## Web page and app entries
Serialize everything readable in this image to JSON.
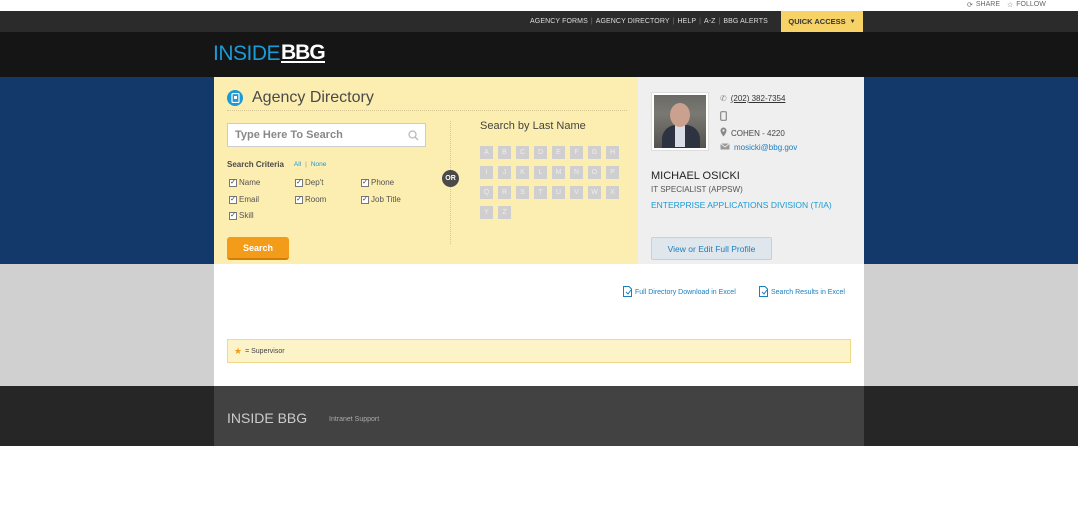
{
  "suite_bar": {
    "share": "SHARE",
    "follow": "FOLLOW"
  },
  "utility_links": [
    "AGENCY FORMS",
    "AGENCY DIRECTORY",
    "HELP",
    "A-Z",
    "BBG ALERTS"
  ],
  "quick_access": "QUICK ACCESS",
  "logo": {
    "inside": "INSIDE",
    "bbg": "BBG"
  },
  "directory": {
    "title": "Agency Directory",
    "search_placeholder": "Type Here To Search",
    "criteria_label": "Search Criteria",
    "all": "All",
    "none": "None",
    "checkboxes": [
      {
        "label": "Name",
        "checked": true
      },
      {
        "label": "Dep't",
        "checked": true
      },
      {
        "label": "Phone",
        "checked": true
      },
      {
        "label": "Email",
        "checked": true
      },
      {
        "label": "Room",
        "checked": true
      },
      {
        "label": "Job Title",
        "checked": true
      },
      {
        "label": "Skill",
        "checked": true
      }
    ],
    "search_button": "Search",
    "or": "OR",
    "last_name_title": "Search by Last Name",
    "letters": [
      "A",
      "B",
      "C",
      "D",
      "E",
      "F",
      "G",
      "H",
      "I",
      "J",
      "K",
      "L",
      "M",
      "N",
      "O",
      "P",
      "Q",
      "R",
      "S",
      "T",
      "U",
      "V",
      "W",
      "X",
      "Y",
      "Z"
    ]
  },
  "profile": {
    "phone": "(202) 382-7354",
    "room": "COHEN - 4220",
    "email": "mosicki@bbg.gov",
    "name": "MICHAEL OSICKI",
    "title": "IT SPECIALIST (APPSW)",
    "division": "ENTERPRISE APPLICATIONS DIVISION (T/IA)",
    "button": "View or Edit Full Profile"
  },
  "downloads": {
    "full": "Full Directory Download in Excel",
    "results": "Search Results in Excel"
  },
  "legend": "= Supervisor",
  "footer": {
    "title": "INSIDE BBG",
    "link": "Intranet Support"
  },
  "colors": {
    "accent": "#1a9ad6",
    "orange": "#f39c1a",
    "panel": "#fcedb0",
    "navy": "#13386a"
  }
}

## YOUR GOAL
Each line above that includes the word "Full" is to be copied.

## TASK SOLUTION
    "button": "View or Edit Full Profile"
    "full": "Full Directory Download in Excel",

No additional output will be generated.